▶

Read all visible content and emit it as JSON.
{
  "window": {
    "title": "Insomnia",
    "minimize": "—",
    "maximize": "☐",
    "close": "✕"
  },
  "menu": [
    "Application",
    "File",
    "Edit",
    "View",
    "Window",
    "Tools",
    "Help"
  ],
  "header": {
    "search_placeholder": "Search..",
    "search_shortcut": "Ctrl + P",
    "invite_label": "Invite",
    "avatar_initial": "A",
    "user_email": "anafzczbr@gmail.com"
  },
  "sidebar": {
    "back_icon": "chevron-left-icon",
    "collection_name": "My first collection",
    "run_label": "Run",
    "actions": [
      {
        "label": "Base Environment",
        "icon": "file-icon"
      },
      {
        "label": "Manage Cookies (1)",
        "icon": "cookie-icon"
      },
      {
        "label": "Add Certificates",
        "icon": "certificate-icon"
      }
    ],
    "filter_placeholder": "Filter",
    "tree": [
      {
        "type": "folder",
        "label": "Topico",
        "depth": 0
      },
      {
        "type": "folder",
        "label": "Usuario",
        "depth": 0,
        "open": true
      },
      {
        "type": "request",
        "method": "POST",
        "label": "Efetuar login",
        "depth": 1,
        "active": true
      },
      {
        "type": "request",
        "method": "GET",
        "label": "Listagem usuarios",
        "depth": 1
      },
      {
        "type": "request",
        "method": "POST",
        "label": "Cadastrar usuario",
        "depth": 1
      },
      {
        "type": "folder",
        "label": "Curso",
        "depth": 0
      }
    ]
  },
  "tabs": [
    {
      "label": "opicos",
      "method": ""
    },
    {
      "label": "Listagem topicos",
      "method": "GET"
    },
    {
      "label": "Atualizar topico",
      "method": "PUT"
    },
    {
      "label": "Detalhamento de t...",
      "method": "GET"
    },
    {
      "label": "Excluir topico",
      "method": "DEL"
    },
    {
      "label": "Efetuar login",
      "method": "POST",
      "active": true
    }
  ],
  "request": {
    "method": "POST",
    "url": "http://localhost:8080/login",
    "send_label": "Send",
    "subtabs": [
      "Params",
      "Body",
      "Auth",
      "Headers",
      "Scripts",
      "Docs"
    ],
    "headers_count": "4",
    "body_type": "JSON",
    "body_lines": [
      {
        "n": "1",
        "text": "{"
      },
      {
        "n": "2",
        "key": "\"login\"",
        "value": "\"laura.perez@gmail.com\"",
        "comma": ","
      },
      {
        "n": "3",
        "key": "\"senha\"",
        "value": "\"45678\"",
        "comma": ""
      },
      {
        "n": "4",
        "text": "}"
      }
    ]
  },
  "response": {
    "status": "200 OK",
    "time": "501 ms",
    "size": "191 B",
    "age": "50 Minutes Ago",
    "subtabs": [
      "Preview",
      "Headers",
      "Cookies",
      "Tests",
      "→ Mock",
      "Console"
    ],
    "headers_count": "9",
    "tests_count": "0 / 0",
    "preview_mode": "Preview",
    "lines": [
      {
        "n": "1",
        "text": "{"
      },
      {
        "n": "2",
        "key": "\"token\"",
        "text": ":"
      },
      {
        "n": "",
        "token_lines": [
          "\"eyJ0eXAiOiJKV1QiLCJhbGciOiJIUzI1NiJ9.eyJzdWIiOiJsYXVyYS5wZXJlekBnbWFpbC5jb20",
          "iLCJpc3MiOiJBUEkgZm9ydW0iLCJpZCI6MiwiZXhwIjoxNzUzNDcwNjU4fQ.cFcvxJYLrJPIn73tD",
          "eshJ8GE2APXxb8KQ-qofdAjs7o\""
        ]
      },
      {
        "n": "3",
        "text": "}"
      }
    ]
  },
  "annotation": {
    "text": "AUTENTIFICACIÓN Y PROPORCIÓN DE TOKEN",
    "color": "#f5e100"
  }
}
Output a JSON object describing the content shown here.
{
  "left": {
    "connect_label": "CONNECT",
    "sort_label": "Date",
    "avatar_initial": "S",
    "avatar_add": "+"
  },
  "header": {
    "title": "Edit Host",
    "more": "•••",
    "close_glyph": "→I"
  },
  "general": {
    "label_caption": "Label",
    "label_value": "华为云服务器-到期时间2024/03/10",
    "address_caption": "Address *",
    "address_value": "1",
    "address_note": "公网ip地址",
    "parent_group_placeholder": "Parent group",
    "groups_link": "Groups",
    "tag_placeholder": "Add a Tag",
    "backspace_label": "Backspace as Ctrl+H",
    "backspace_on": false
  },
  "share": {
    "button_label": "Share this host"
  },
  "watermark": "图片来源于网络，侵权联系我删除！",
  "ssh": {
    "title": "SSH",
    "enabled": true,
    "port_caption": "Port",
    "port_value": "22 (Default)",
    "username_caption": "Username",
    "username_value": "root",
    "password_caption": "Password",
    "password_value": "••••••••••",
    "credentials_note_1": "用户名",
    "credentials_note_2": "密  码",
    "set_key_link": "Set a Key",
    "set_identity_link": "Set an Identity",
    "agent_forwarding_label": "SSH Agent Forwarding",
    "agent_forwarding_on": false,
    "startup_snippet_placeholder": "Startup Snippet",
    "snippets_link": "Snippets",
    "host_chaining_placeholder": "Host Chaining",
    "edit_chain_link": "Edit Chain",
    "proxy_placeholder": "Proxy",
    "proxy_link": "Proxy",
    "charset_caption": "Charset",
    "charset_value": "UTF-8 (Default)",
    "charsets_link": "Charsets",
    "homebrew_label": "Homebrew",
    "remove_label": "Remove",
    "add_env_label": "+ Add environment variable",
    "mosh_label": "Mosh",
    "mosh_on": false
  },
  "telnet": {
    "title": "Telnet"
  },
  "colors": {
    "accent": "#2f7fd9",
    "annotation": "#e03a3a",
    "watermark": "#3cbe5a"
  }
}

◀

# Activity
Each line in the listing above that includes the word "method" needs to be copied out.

# Solved problem
        "method": "POST",
        "method": "GET",
        "method": "POST",
      "method": ""
      "method": "GET"
      "method": "PUT"
      "method": "GET"
      "method": "DEL"
      "method": "POST",
    "method": "POST",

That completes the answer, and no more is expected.